Many great masters of painting created pictures of Bacchus, including Leonardo da Vinci , Michelangelo, and Titian . The statue of the "drunk" Bacchus created by Michelangelo is a specialty. Cy Twombly dealt with the figure of Bacchus in an abstract, expressionistic way .

A statue of Bacchus, which adorned the fountain of a castle in the Innviertel for decades , turned out to be the last work of the Dutch sculptor Adriaen de Vries and was auctioned at Christie's in New York by the Rijksmuseum Amsterdam for 22.5 million euros in December 2014 .

Johann Strauss dedicated the Bachus Polka to him (1847).

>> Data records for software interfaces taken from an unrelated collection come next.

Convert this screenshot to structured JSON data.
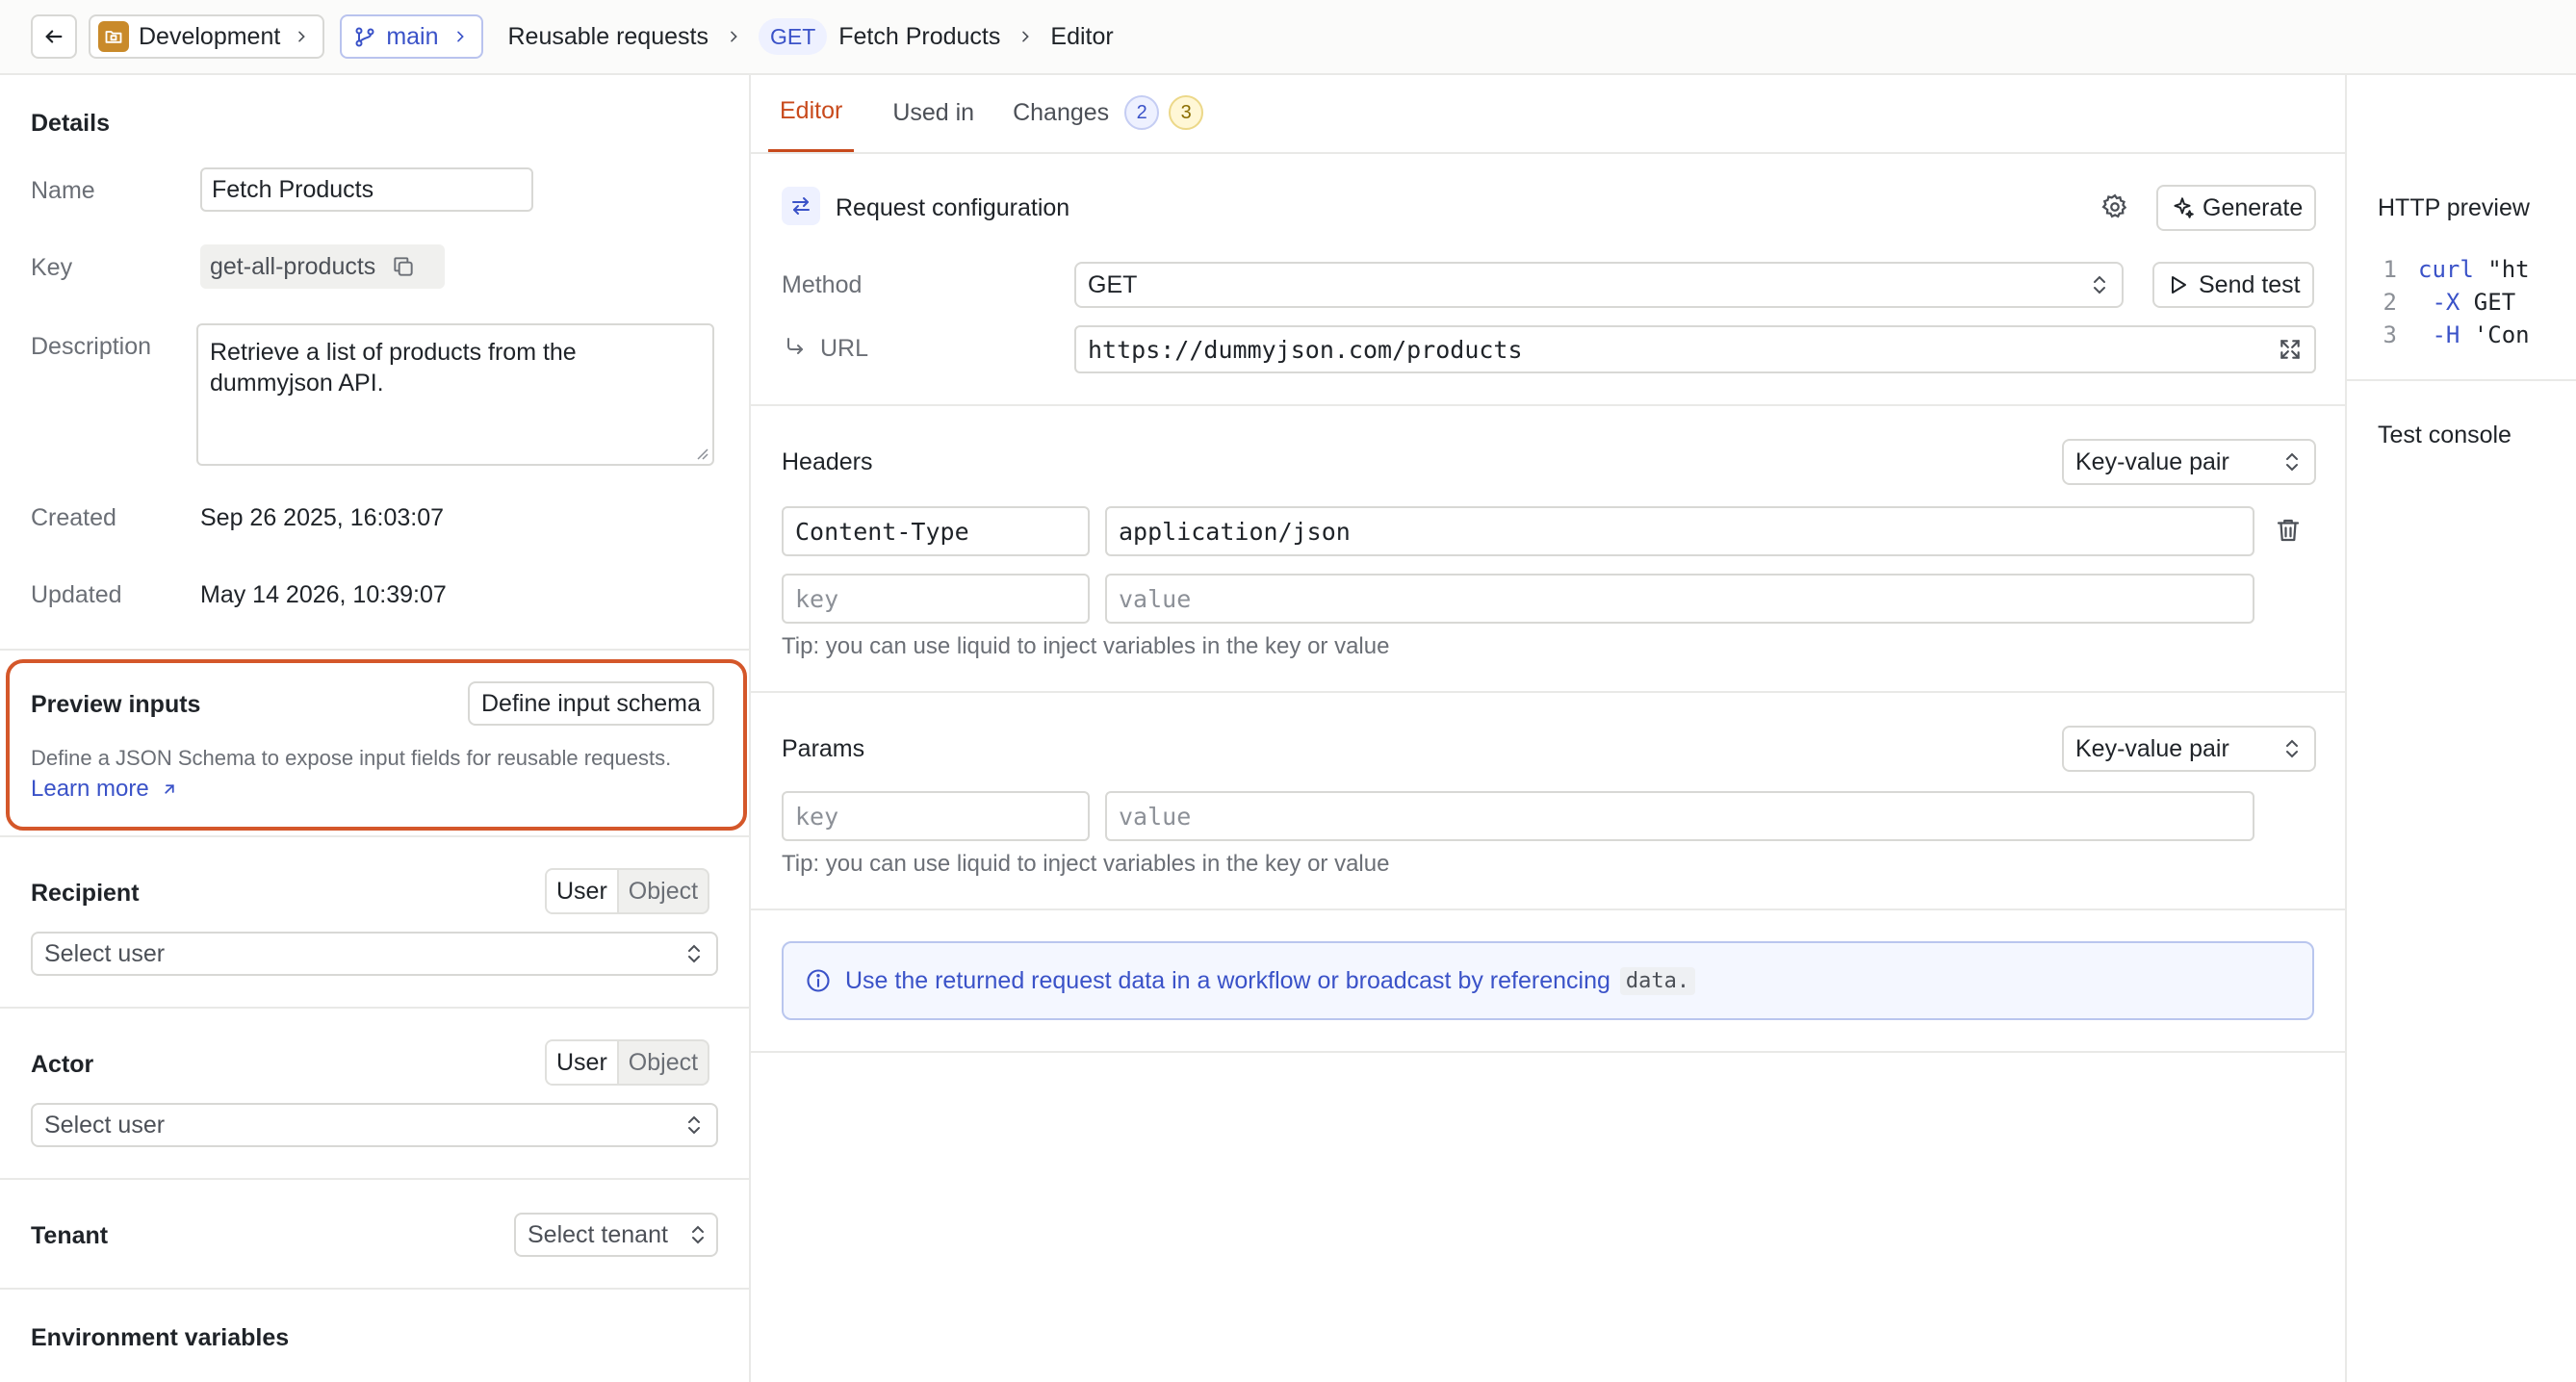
{
  "breadcrumb": {
    "environment": "Development",
    "branch": "main",
    "section": "Reusable requests",
    "method": "GET",
    "request_name": "Fetch Products",
    "page": "Editor"
  },
  "details": {
    "title": "Details",
    "name_label": "Name",
    "name_value": "Fetch Products",
    "key_label": "Key",
    "key_value": "get-all-products",
    "description_label": "Description",
    "description_value": "Retrieve a list of products from the\ndummyjson API.",
    "created_label": "Created",
    "created_value": "Sep 26 2025, 16:03:07",
    "updated_label": "Updated",
    "updated_value": "May 14 2026, 10:39:07"
  },
  "preview_inputs": {
    "title": "Preview inputs",
    "define_button": "Define input schema",
    "help": "Define a JSON Schema to expose input fields for reusable requests.",
    "learn_more": "Learn more"
  },
  "recipient": {
    "title": "Recipient",
    "opt_user": "User",
    "opt_object": "Object",
    "select": "Select user"
  },
  "actor": {
    "title": "Actor",
    "opt_user": "User",
    "opt_object": "Object",
    "select": "Select user"
  },
  "tenant": {
    "title": "Tenant",
    "select": "Select tenant"
  },
  "env_vars": {
    "title": "Environment variables"
  },
  "tabs": {
    "editor": "Editor",
    "used_in": "Used in",
    "changes": "Changes",
    "changes_badge_1": "2",
    "changes_badge_2": "3"
  },
  "request_config": {
    "title": "Request configuration",
    "generate": "Generate",
    "method_label": "Method",
    "method_value": "GET",
    "send_test": "Send test",
    "url_label": "URL",
    "url_value": "https://dummyjson.com/products"
  },
  "headers": {
    "title": "Headers",
    "mode": "Key-value pair",
    "row1_key": "Content-Type",
    "row1_value": "application/json",
    "key_placeholder": "key",
    "value_placeholder": "value",
    "tip": "Tip: you can use liquid to inject variables in the key or value"
  },
  "params": {
    "title": "Params",
    "mode": "Key-value pair",
    "key_placeholder": "key",
    "value_placeholder": "value",
    "tip": "Tip: you can use liquid to inject variables in the key or value"
  },
  "info": {
    "text": "Use the returned request data in a workflow or broadcast by referencing",
    "code": "data."
  },
  "http_preview": {
    "title": "HTTP preview",
    "lines": [
      {
        "n": "1",
        "kw": "curl",
        "rest": " \"ht"
      },
      {
        "n": "2",
        "kw": " -X",
        "rest": " GET"
      },
      {
        "n": "3",
        "kw": " -H",
        "rest": " 'Con"
      }
    ]
  },
  "test_console": {
    "title": "Test console"
  },
  "colors": {
    "accent": "#c84a1c",
    "link": "#3a52c8",
    "highlight_border": "#d4572a",
    "env_icon": "#c98a2a"
  }
}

  • Kevin Cline: Bakchos. In: The New Pauly (DNP). Volume 2, Metzler, Stuttgart 1997, ISBN 3-476-01472-X , Sp. 408-411.
  • Andreas Emmerling scale: Bacchus in the Renaissance (= studies on art history. Volume 83). Olms, Hildesheim 1994, ISBN 3-487-09805-9 .
  • Ulrich van Loyen, Gerhard Regn: Dionysus. In: Maria Moog-Grünewald (Ed.): Mythenrezeption. The ancient mythology in literature, music and art from the beginnings to the present (= Der Neue Pauly . Supplements. Volume 5). Metzler, Stuttgart / Weimar 2008, ISBN 978-3-476-02032-1 , pp. 230–246.
  • John Scheid: Bacchus. In: The New Pauly (DNP). Volume 2, Metzler, Stuttgart 1997, ISBN 3-476-01472-X , column 390 f.
  • Christoph Schmitt: About remembering in the court art of Alfonso d'Este. An art historical attempt on the theory of cultural memory using the example of allegorical-mythological paintings. Dissertation, University of Hamburg 2005 ( online )

Web links

Commons : Bacchus  - collection of images, videos and audio files
Wikisource: Bacchus  - Sources and full texts
Wiktionary: Bacchus  - explanations of meanings, word origins, synonyms, translations

Individual evidence

  1. Paul Larisch: The furriers and their characters . Self-published, Berlin 1928, p. 59.
  2. Innviertler Bacchus brought in 22.5 million euros,, December 12, 2014